SPECIFICS OF DOING BUSINESS IN THE CZECH REPUBLIC
The Czech Republic was ranked 17th out of 165 countries in the Economic Freedom of the World report published by the Canadian Fraser Institute in 2022. Moreover, compared to the last year, it improved its position by ten lines at once, ahead of Germany and Great Britain. This indicates positive trends in the country, improving living standards and business conditions.
Registering a company in the Czech Republic is not very troublesome; both residents and non-residents are eligible to do it. Foreign businessmen here have the same rights and conditions for conducting business as Czech citizens. Small individual enterprises are widespread in this country, and family businesses are frequent. Foreign businessmen are entitled to obtain a residence permit on the condition of starting a company in the territory of the Czech Republic or participating in the business as a partner.

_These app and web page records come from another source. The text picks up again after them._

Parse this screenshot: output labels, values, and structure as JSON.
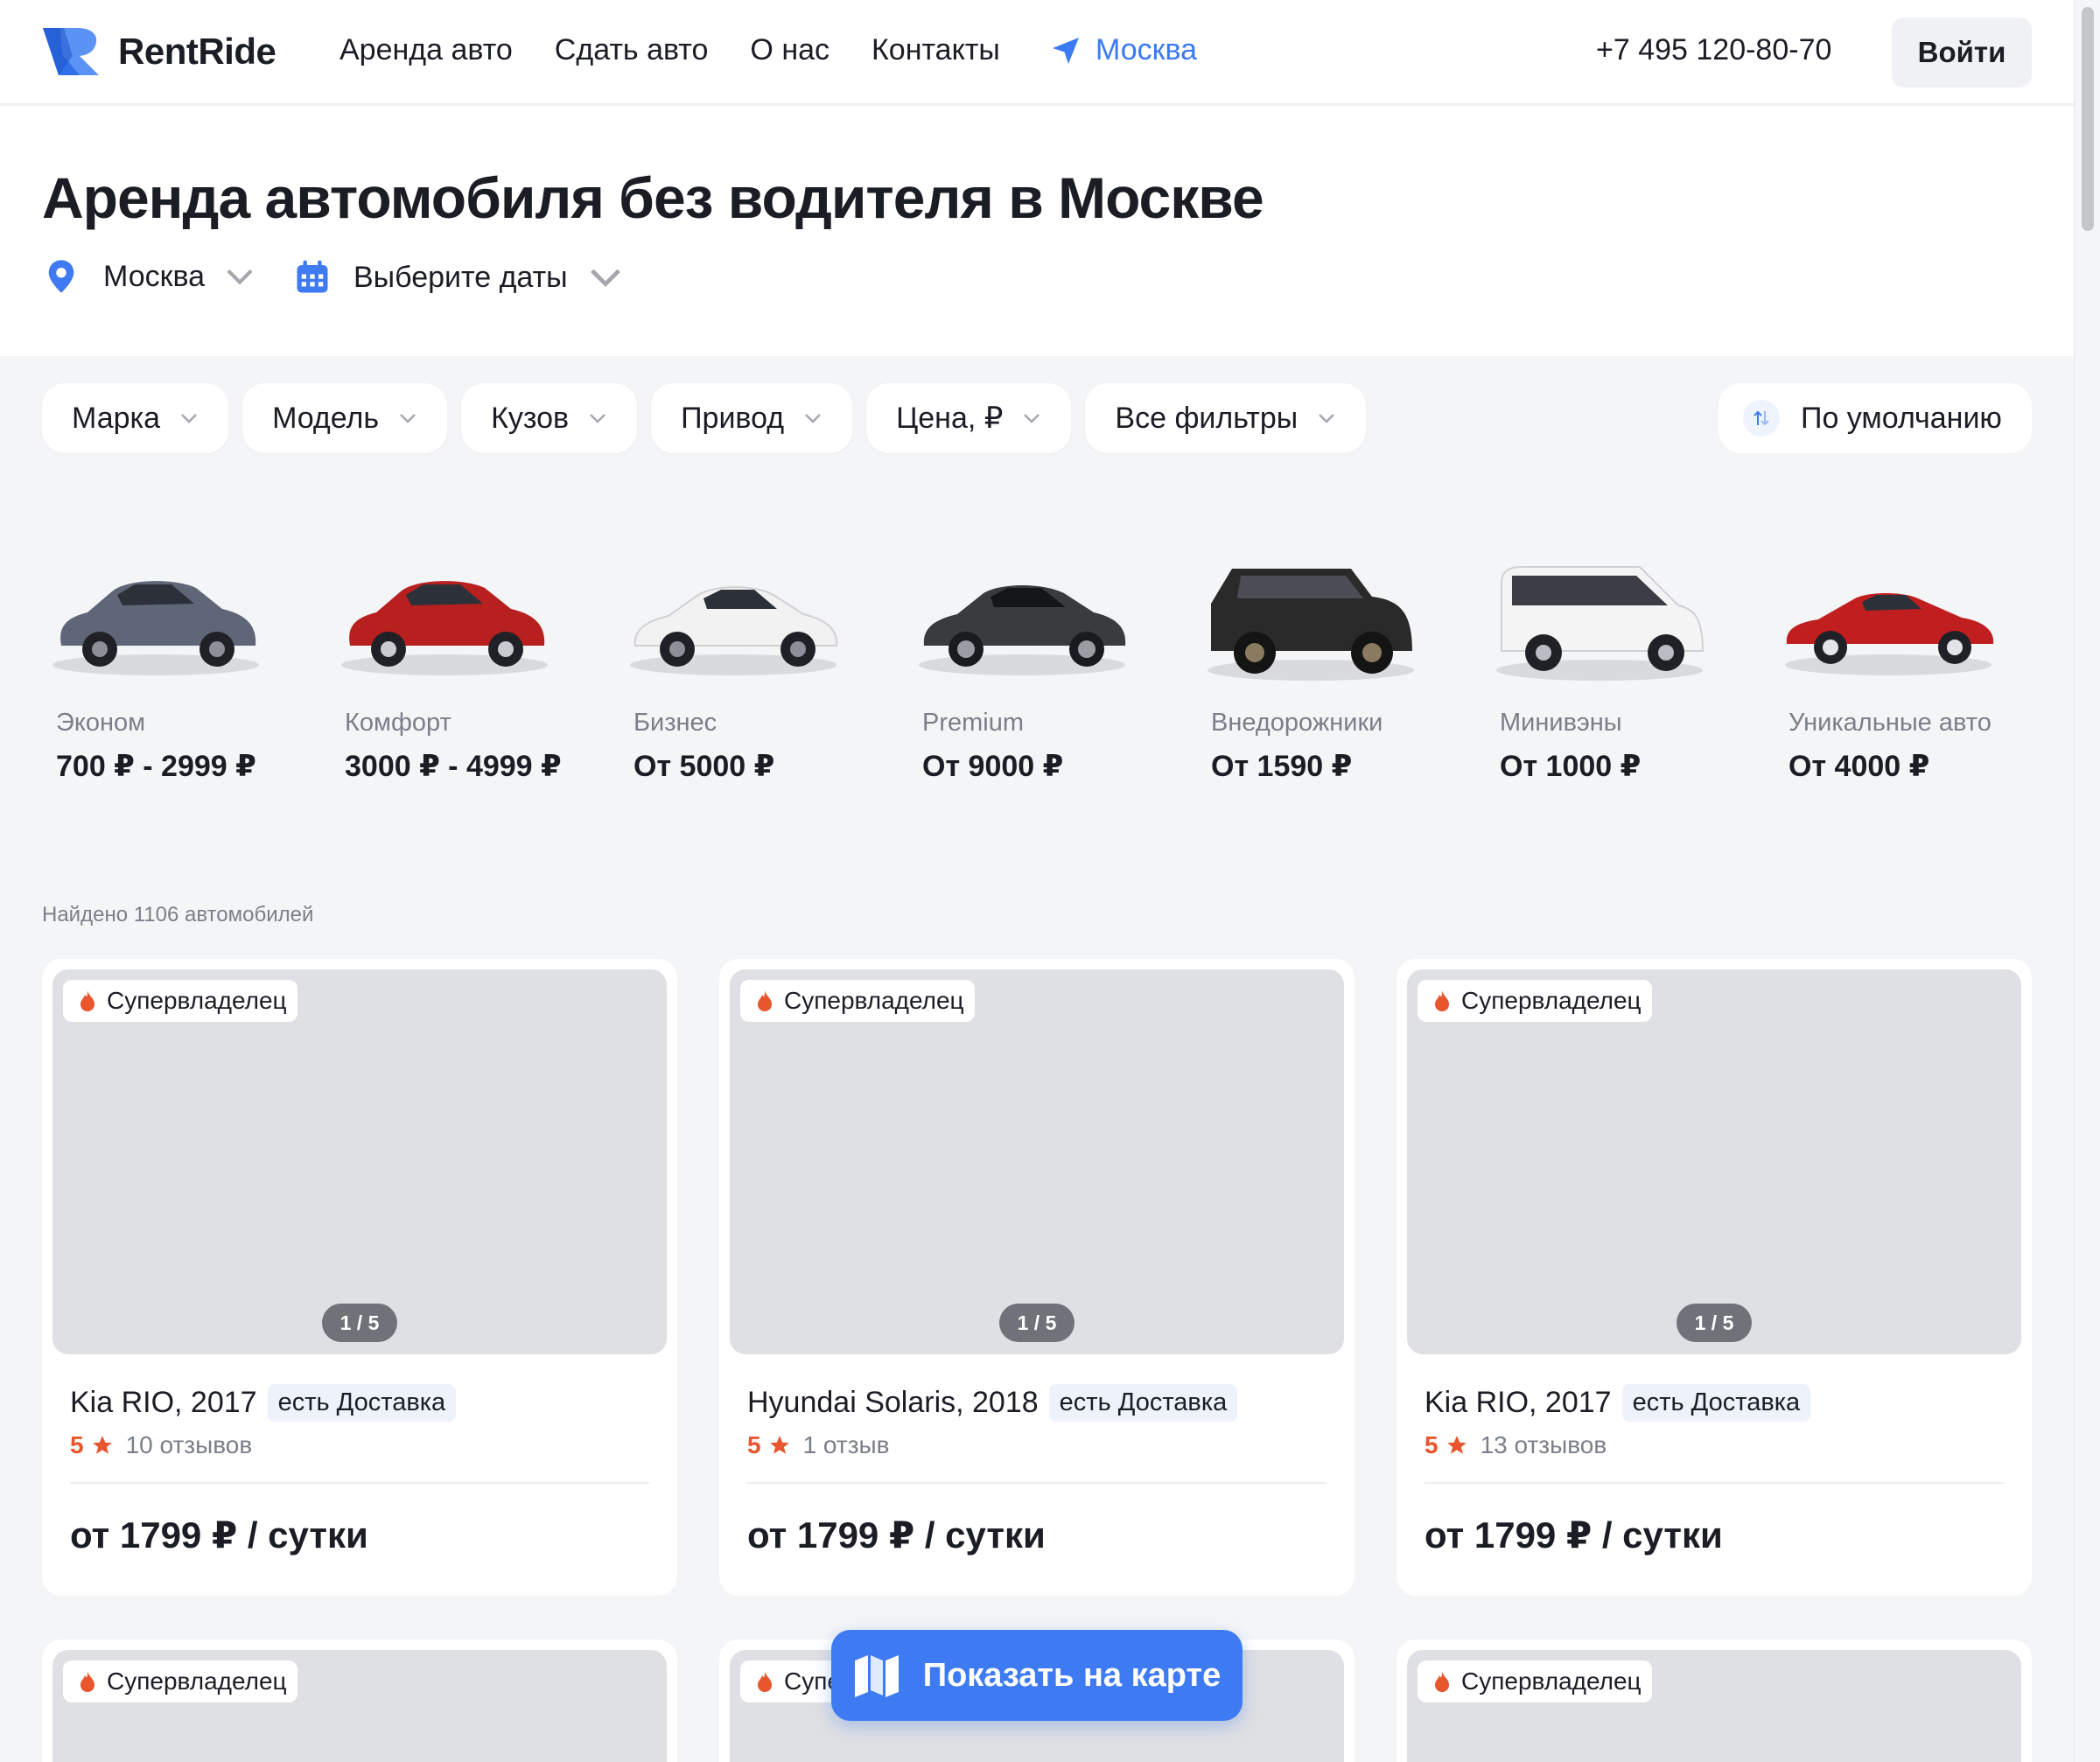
{
  "header": {
    "brand": "RentRide",
    "nav": [
      "Аренда авто",
      "Сдать авто",
      "О нас",
      "Контакты"
    ],
    "city": "Москва",
    "phone": "+7 495 120-80-70",
    "login": "Войти"
  },
  "hero": {
    "title": "Аренда автомобиля без водителя в Москве",
    "location": "Москва",
    "dates": "Выберите даты"
  },
  "filters": [
    "Марка",
    "Модель",
    "Кузов",
    "Привод",
    "Цена, ₽",
    "Все фильтры"
  ],
  "sort": "По умолчанию",
  "categories": [
    {
      "label": "Эконом",
      "price": "700 ₽ - 2999 ₽",
      "color": "#5f6677"
    },
    {
      "label": "Комфорт",
      "price": "3000 ₽ - 4999 ₽",
      "color": "#b8201f"
    },
    {
      "label": "Бизнес",
      "price": "От 5000 ₽",
      "color": "#f2f2f2"
    },
    {
      "label": "Premium",
      "price": "От 9000 ₽",
      "color": "#3a3b3e"
    },
    {
      "label": "Внедорожники",
      "price": "От 1590 ₽",
      "color": "#2a2a2a"
    },
    {
      "label": "Минивэны",
      "price": "От 1000 ₽",
      "color": "#f4f4f4"
    },
    {
      "label": "Уникальные авто",
      "price": "От 4000 ₽",
      "color": "#c11f1f"
    }
  ],
  "found": "Найдено 1106 автомобилей",
  "cards": [
    {
      "badge": "Супервладелец",
      "pager": "1 / 5",
      "name": "Kia RIO, 2017",
      "delivery": "есть Доставка",
      "rating": "5",
      "reviews": "10 отзывов",
      "price": "от 1799 ₽ / сутки"
    },
    {
      "badge": "Супервладелец",
      "pager": "1 / 5",
      "name": "Hyundai Solaris, 2018",
      "delivery": "есть Доставка",
      "rating": "5",
      "reviews": "1 отзыв",
      "price": "от 1799 ₽ / сутки"
    },
    {
      "badge": "Супервладелец",
      "pager": "1 / 5",
      "name": "Kia RIO, 2017",
      "delivery": "есть Доставка",
      "rating": "5",
      "reviews": "13 отзывов",
      "price": "от 1799 ₽ / сутки"
    }
  ],
  "cards_row2": [
    {
      "badge": "Супервладелец"
    },
    {
      "badge": "Супервладелец"
    },
    {
      "badge": "Супервладелец"
    }
  ],
  "map_button": "Показать на карте",
  "colors": {
    "accent": "#3e7bf2",
    "rating": "#e8562e"
  }
}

Taxation in the Czech Republic is formed according to the European model, and the norms of local tax legislation synchronise with the norms and requirements of the European Union more and more every year. The basic income tax rate in the Czech Republic is 19%, but there are several legal options for lowering it. VAT ranges from 10% to 21% and is mandatory for companies with turnover of more than 1 million CZK per year. Some services (for example, medical) are exempt from value-added tax. Contributions to various insurance funds (by the employer) amount to 33.8% of the total sum of wages paid. Capital gains in the Czech Republic are taxed at 19%.
All persons and entities planning to do business in the Czech Republic must obtain a trade licence (živnostenský list). It gives the right to do business in the country, but nothing more. Many activities require special permission from the state. There are 4 types of licences in the Czech Republic: free, professional or craft, special, and concession. As a rule, businessmen do not have any difficulties obtaining an activity permit, but different types of licences have subtleties that foreign businessmen need to consider when submitting documents.

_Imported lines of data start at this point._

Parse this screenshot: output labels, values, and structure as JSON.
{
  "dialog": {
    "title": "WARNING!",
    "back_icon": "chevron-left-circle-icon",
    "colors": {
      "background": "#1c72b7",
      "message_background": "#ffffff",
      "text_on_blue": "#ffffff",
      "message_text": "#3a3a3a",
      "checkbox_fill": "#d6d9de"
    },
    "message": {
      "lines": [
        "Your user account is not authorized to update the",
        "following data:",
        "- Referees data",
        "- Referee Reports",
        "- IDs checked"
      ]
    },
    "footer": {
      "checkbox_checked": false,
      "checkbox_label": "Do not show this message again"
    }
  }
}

Companies are required to submit their annual report by March 31st. For the convenience of the residents of the country and the transparency of potential partners, financial statements of companies must be published and freely available on the Internet. Relevant documents must be submitted to the Commercial Register for this purpose. If a company does not publicly disclose its financial statements, the Law of Accounting imposes a penalty of up to 3% of the company’s total assets.